*** Block opens ***

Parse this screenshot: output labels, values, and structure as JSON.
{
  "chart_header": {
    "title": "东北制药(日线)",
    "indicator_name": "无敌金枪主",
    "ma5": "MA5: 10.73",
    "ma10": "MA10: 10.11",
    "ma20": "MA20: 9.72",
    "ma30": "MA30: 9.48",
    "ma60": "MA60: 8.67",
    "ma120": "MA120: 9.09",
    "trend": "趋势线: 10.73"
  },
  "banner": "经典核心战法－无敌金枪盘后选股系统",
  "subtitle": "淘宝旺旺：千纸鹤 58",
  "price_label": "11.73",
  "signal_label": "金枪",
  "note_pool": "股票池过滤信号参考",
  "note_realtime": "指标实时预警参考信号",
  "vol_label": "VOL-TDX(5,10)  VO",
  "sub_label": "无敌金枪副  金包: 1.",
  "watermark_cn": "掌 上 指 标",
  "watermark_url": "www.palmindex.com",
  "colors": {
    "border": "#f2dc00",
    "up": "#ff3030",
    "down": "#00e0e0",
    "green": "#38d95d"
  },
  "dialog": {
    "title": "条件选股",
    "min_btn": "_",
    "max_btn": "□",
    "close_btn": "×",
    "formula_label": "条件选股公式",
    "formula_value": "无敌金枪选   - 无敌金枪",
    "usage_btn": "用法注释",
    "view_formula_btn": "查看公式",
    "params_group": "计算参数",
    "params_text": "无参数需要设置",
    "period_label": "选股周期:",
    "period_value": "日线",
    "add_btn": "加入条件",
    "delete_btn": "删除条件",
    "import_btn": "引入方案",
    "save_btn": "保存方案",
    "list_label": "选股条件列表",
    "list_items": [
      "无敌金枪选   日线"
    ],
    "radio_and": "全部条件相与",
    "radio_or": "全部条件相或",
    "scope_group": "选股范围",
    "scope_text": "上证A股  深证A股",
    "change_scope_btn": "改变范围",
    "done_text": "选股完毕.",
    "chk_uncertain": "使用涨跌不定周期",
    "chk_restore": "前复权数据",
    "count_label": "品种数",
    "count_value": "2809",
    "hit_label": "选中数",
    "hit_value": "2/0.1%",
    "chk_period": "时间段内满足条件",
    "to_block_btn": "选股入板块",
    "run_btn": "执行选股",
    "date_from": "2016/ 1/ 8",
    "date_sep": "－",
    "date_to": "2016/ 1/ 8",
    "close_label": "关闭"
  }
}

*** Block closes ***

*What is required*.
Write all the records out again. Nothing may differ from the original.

*Reply*.
Parse this screenshot: output labels, values, and structure as JSON.
{
  "chart_header": {
    "title": "东北制药(日线)",
    "indicator_name": "无敌金枪主",
    "ma5": "MA5: 10.73",
    "ma10": "MA10: 10.11",
    "ma20": "MA20: 9.72",
    "ma30": "MA30: 9.48",
    "ma60": "MA60: 8.67",
    "ma120": "MA120: 9.09",
    "trend": "趋势线: 10.73"
  },
  "banner": "经典核心战法－无敌金枪盘后选股系统",
  "subtitle": "淘宝旺旺：千纸鹤 58",
  "price_label": "11.73",
  "signal_label": "金枪",
  "note_pool": "股票池过滤信号参考",
  "note_realtime": "指标实时预警参考信号",
  "vol_label": "VOL-TDX(5,10)  VO",
  "sub_label": "无敌金枪副  金包: 1.",
  "watermark_cn": "掌 上 指 标",
  "watermark_url": "www.palmindex.com",
  "colors": {
    "border": "#f2dc00",
    "up": "#ff3030",
    "down": "#00e0e0",
    "green": "#38d95d"
  },
  "dialog": {
    "title": "条件选股",
    "min_btn": "_",
    "max_btn": "□",
    "close_btn": "×",
    "formula_label": "条件选股公式",
    "formula_value": "无敌金枪选   - 无敌金枪",
    "usage_btn": "用法注释",
    "view_formula_btn": "查看公式",
    "params_group": "计算参数",
    "params_text": "无参数需要设置",
    "period_label": "选股周期:",
    "period_value": "日线",
    "add_btn": "加入条件",
    "delete_btn": "删除条件",
    "import_btn": "引入方案",
    "save_btn": "保存方案",
    "list_label": "选股条件列表",
    "list_items": [
      "无敌金枪选   日线"
    ],
    "radio_and": "全部条件相与",
    "radio_or": "全部条件相或",
    "scope_group": "选股范围",
    "scope_text": "上证A股  深证A股",
    "change_scope_btn": "改变范围",
    "done_text": "选股完毕.",
    "chk_uncertain": "使用涨跌不定周期",
    "chk_restore": "前复权数据",
    "count_label": "品种数",
    "count_value": "2809",
    "hit_label": "选中数",
    "hit_value": "2/0.1%",
    "chk_period": "时间段内满足条件",
    "to_block_btn": "选股入板块",
    "run_btn": "执行选股",
    "date_from": "2016/ 1/ 8",
    "date_sep": "－",
    "date_to": "2016/ 1/ 8",
    "close_label": "关闭"
  }
}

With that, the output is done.